Microsoft and Dropbox today announced a partnership that will integrate each company's corporate offerings -- Office 365 on Microsoft's part, Dropbox for Business on Dropbox's -- with the other's services.
The two firms, which have been competing in the cloud storage and file sync market -- Dropbox's bread and butter, a feature rather than a business for Microsoft -- will now collaborate, first on tablets and smartphones, then next year online.
Some analysts called it advantage Microsoft in the partnership, but still thought Dropbox got an important win. "What Dropbox gets out of this is survival," said Patrick Moorhead, principal analysts at Moor Insights & Strategy.
Microsoft will revamp its Office mobile apps -- Excel, PowerPoint and Word on the iPad, iPhone and Android smartphones -- in the coming weeks so that users can connect to their Dropbox accounts from within those apps. In 2015, Microsoft will add the same capability to the Office Online apps, the Web-based versions of its primary applications.
Meanwhile, Dropbox will modify its mobile app -- available now for Android and iOS -- so that Excel, PowerPoint and Word documents stored on its service can be opened using the Office apps. Dropbox also said it would create a native Windows Phone app, something it's declined to do previously, that would offer the same connectivity to Office.
"That [commitment to a Windows Phone app] shouldn't be undersold," said Wes Miller of Directions on Microsoft. "That's a 'you scratch my back, I'll scratch yours.'"
In the first half of 2015, Dropbox's Web-based interface will tie into the Office Online apps.
Both Microsoft and Dropbox touted the partnership, with the latter contending "an even more seamless experience on all platforms" would be the result. But analysts saw more pragmatic reasons for the deal, and tried to come up with a winner.
"This is sacrificing a bit of OneDrive's market advantage to help a stronger potential revenue driver in Office 365, particularly on non-Windows systems where Dropbox has a bigger head start," said Ross Rubin, principal analyst at Reticle Research. He also noted that Microsoft is reportedly working on a touch-only version of Office for Android tablets; the timing of this announcement may herald an appearance of those apps sooner rather than later.
Rubin's thoughts were echoed by others, as the deal is of value only to Office 365 customers who can access Office apps on the iPad -- the current platform of choice for mobile use of the suite.

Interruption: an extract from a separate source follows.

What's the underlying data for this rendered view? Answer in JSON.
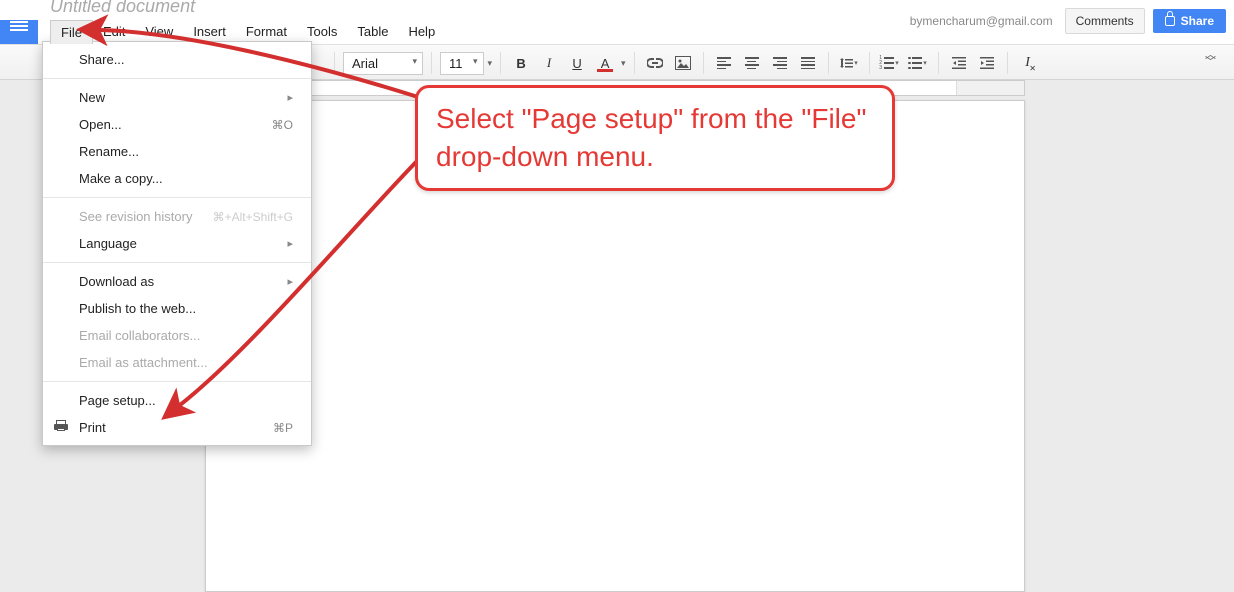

"Microsoft is playing the 'platform is more important than the pieces under it' card," said Miller, pointing out, as had Rubin, that Microsoft is going against the grain by giving Dropbox a chance to worm its way into Office storage, where the Redmond, Wash. company has been aggressively promoting OneDrive. "To Microsoft, it's more important that people are using Office than that they are using OneDrive."
Microsoft will go wherever it can to get new Office 365 customers, stressed Rubin. "Office 365 is a recurring revenue product, OneDrive is not," he said. "Microsoft wasn't going to do a deal with Apple or Google, so Dropbox was the next best thing."

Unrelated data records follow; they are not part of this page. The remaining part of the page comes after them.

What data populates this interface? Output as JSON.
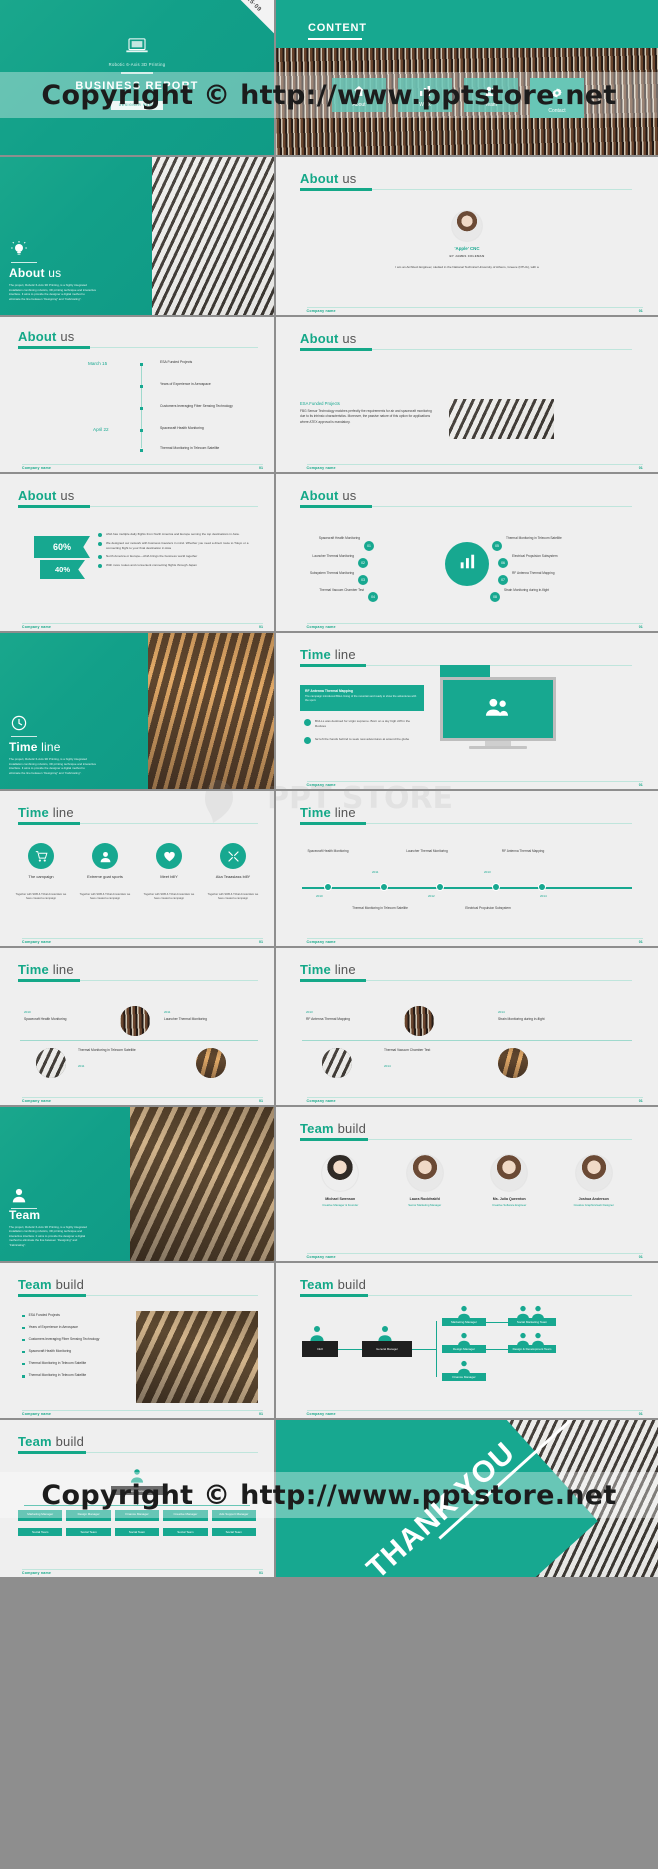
{
  "theme": {
    "accent": "#17a890",
    "accent_dark": "#12a089",
    "bg": "#efefef",
    "gap": "#8e8e8e"
  },
  "watermark": {
    "text": "Copyright © http://www.pptstore.net",
    "logo_text": "PPT STORE"
  },
  "common": {
    "footer_label": "Company name",
    "footer_page": "01",
    "about_title": "About",
    "about_title_light": "us",
    "time_title": "Time",
    "time_title_light": "line",
    "team_title": "Team",
    "team_title_light": "build"
  },
  "slides": [
    {
      "id": "cover",
      "ribbon": "2015·09",
      "icon": "laptop-icon",
      "subtitle": "Robotic 6-Axis 3D Printing",
      "heading": "BUSINESS REPORT",
      "button": "DESIGNER NAME"
    },
    {
      "id": "content",
      "title": "CONTENT",
      "nav": [
        {
          "label": "About",
          "icon": "home-icon",
          "active": false
        },
        {
          "label": "Work",
          "icon": "chart-icon",
          "active": false
        },
        {
          "label": "Team",
          "icon": "users-icon",
          "active": false
        },
        {
          "label": "Contact",
          "icon": "gear-icon",
          "active": true
        }
      ]
    },
    {
      "id": "about-section",
      "icon": "bulb-icon",
      "heading": "About",
      "heading_light": "us",
      "body": "The project, Robotic 6-Axis 3D Printing, is a highly integrated installation combining robotics, 3D printing technique and interactive interface. It aims to provide the designer a digital method to eliminate the line between “Designing” and “Fabricating”."
    },
    {
      "id": "about-profile",
      "name": "'Apple' CNC",
      "by": "BY JAMES COLEMAN",
      "body": "I am an Architect Engineer, studied in the National Technical University of Athens, Greece (NTUA), with a"
    },
    {
      "id": "about-timeline",
      "dates": [
        "March 15",
        "April 22"
      ],
      "items": [
        "ESA Funded Projects",
        "Years of Experience in Aerospace",
        "Customers leveraging Fiber Sensing  Technology",
        "Spacecraft Health Monitoring",
        "Thermal Monitoring  in Telecom Satellite",
        "Thermal Monitoring  in Telecom Satellite"
      ]
    },
    {
      "id": "about-text-photo",
      "kicker": "ESA Funded Projects",
      "body": "FBG Sensor Technology matches perfectly the requirements for air and spacecraft monitoring due to its intrinsic characteristics. Moreover, the passive nature of this option for applications where ATEX approval is mandatory."
    },
    {
      "id": "about-stats",
      "stats": [
        {
          "value": "60%"
        },
        {
          "value": "40%"
        }
      ],
      "bullets": [
        "ANA has multiple daily flights from North America and Europe serving the top destinations in Asia.",
        "We designed our network  with business travelers in mind. Whether you need a direct route to Tokyo or a connecting flight to your final destination in Asia",
        "North America or Europe—ANA brings the business world together",
        "With more routes and convenient connecting flights through Japan"
      ]
    },
    {
      "id": "about-hub",
      "center_icon": "chart-icon",
      "left": [
        "Spacecraft Health Monitoring",
        "Launcher Thermal Monitoring",
        "Subsystem Thermal Monitoring",
        "Thermal Vacuum Chamber Test"
      ],
      "right": [
        "Thermal Monitoring  in Telecom Satellite",
        "Electrical Propulsion Subsystem",
        "RF Antenna Thermal Mapping",
        "Strain Monitoring  during in-flight"
      ]
    },
    {
      "id": "time-section",
      "icon": "clock-icon",
      "heading": "Time",
      "heading_light": "line",
      "body": "The project, Robotic 6-Axis 3D Printing, is a highly integrated installation combining robotics, 3D printing technique and interactive interface. It aims to provide the designer a digital method to eliminate the line between “Designing” and “Fabricating”."
    },
    {
      "id": "time-device",
      "banner_title": "RF Antenna  Thermal Mapping",
      "banner_body": "The campaign introduced BALL Using of the mountain and ready to show the adventures with the sport.",
      "screen_icon": "users-icon",
      "bullets": [
        "BULLs was destined for virgin supreme. Born on a sky high cliff in the Rockies",
        "far left the hands behind to seek new adventures at around the globe"
      ]
    },
    {
      "id": "time-icons",
      "cards": [
        {
          "icon": "cart-icon",
          "title": "The campaign",
          "body": "Together  with SDB & Tribal Amsterdam we have created a campaign"
        },
        {
          "icon": "user-icon",
          "title": "Extreme goat sports",
          "body": "Together  with SDB & Tribal Amsterdam we have created a campaign"
        },
        {
          "icon": "heart-icon",
          "title": "Meet billY",
          "body": "Together  with SDB & Tribal Amsterdam we have created a campaign"
        },
        {
          "icon": "tools-icon",
          "title": "Aka Teaaslass billY",
          "body": "Together  with SDB & Tribal Amsterdam we have created a campaign"
        }
      ]
    },
    {
      "id": "time-axis",
      "top_labels": [
        "Spacecraft Health Monitoring",
        "Launcher Thermal Monitoring",
        "RF Antenna Thermal Mapping"
      ],
      "bottom_labels": [
        "Thermal Monitoring  in Telecom Satellite",
        "Electrical Propulsion Subsystem"
      ],
      "years_top": [
        "2011",
        "2013"
      ],
      "years_bottom": [
        "2010",
        "2012",
        "2014"
      ]
    },
    {
      "id": "time-photos-left",
      "entries": [
        {
          "year": "2010",
          "label": "Spacecraft Health Monitoring"
        },
        {
          "year": "2011",
          "label": "Launcher Thermal Monitoring"
        },
        {
          "year": "2011",
          "label": "Thermal Monitoring  in Telecom Satellite"
        }
      ]
    },
    {
      "id": "time-photos-right",
      "entries": [
        {
          "year": "2013",
          "label": "RF Antenna Thermal Mapping"
        },
        {
          "year": "2014",
          "label": "Thermal Vacuum Chamber Test"
        },
        {
          "year": "2014",
          "label": "Strain Monitoring  during in-flight"
        }
      ]
    },
    {
      "id": "team-section",
      "icon": "user-icon",
      "heading": "Team",
      "body": "The project, Robotic 6-Axis 3D Printing, is a highly integrated installation combining robotics, 3D printing technique and interactive interface. It aims to provide the designer a digital method to eliminate the line between “Designing” and “Fabricating”."
    },
    {
      "id": "team-members",
      "members": [
        {
          "name": "Michael Swenson",
          "role": "Creative Manager & Founder",
          "variant": "m"
        },
        {
          "name": "Laura Rockfeakfd",
          "role": "Senior Marketing Manager",
          "variant": "f"
        },
        {
          "name": "Ms. Julia Queenton",
          "role": "Creative Software Engineer",
          "variant": "f"
        },
        {
          "name": "Joshua Anderson",
          "role": "Creative Graphics/web Designer",
          "variant": "f"
        }
      ]
    },
    {
      "id": "team-list-photo",
      "items": [
        "ESA Funded Projects",
        "Years of Experience in Aerospace",
        "Customers leveraging Fiber Sensing  Technology",
        "Spacecraft Health Monitoring",
        "Thermal Monitoring  in Telecom Satellite",
        "Thermal Monitoring  in Telecom Satellite"
      ]
    },
    {
      "id": "team-org-1",
      "nodes": {
        "root": "CEO",
        "second": "General Manager",
        "branches": [
          "Marketing Manager",
          "Design Manager",
          "Finance Manager"
        ],
        "leaves": [
          "Social Marketing Team",
          "Design & Development Team"
        ]
      }
    },
    {
      "id": "team-org-2",
      "root": "General Manager",
      "row1": [
        "Marketing Manager",
        "Design Manager",
        "Finance Manager",
        "Creative Manager",
        "Ads Support Manager"
      ],
      "row2": [
        "Social Team",
        "Social Team",
        "Social Team",
        "Social Team",
        "Social Team"
      ]
    },
    {
      "id": "thank-you",
      "text": "THANK YOU"
    }
  ]
}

"The enemy of my enemy is my friend," chimed in Miller, referring to Dropbox and Google. "Every micro move Microsoft makes in some way improves Office 365."
Dropbox, as Moorhead said, gets to survive by tying into the world's most popular productivity platform, eliminating the need to come up with its own editing tools, a chore that would have only ended with "lite" shadows of Office in any case.

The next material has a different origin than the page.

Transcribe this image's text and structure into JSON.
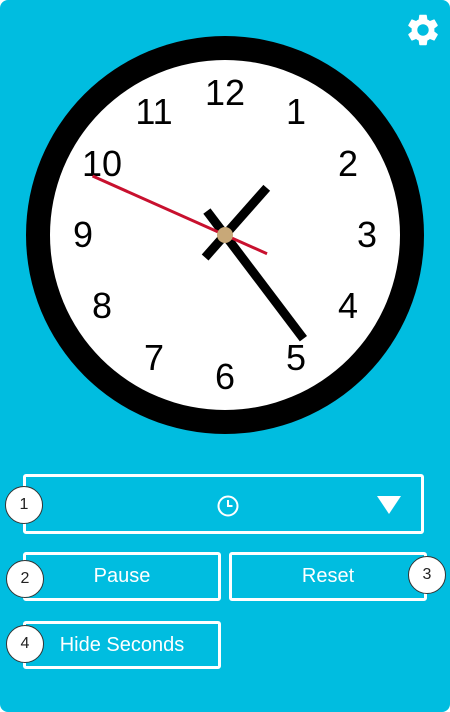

"Dropbox would not succeed in building a productivity suite of its own," said Miller. "This gives them a great answer to customers who have invested in Office."
Miller also disputed Moorhead's take that the agreement lets Dropbox live. "A lot of people have been waiting for Dropbox or Box to disappear, but those two companies, honestly, are very strong in their relative spaces, even though storage really is a commodity," Miller said.
Both Miller and Rubin viewed the deal as strategically sensible for each company, and thus a win for each partner. "This seems complementary," said Rubin. "Dropbox is going to be stronger in the consumer and SOHO spaces, while Office is still very strong in the enterprise, including mid-sized businesses."
Miller agreed. "Is it a big deal? For their mutual customers, it is a very, very good thing," he said. "Is it a game changer? No. It's just a good move."
Moorhead leaned toward giving Microsoft the edge in his winner-versus-loser ranking. "It's smart, it gives a public perception of choice," said Moorhead of the ability of Office customers to use either Dropbox or OneDrive. "And in a way, this is a milestone because it shows that Office has won against any of the knockoffs."
All three analysts said that they expect Microsoft to push the partnership beyond what was revealed today by integrating Dropbox with the upcoming upgrades to Office on Windows and OS X.
"Microsoft is likely building this functionality into Office anyway to account for private cloud services," said Rubin, referring to the choices by some corporations to eschew public cloud storage services -- like Dropbox and OneDrive -- for those they manage.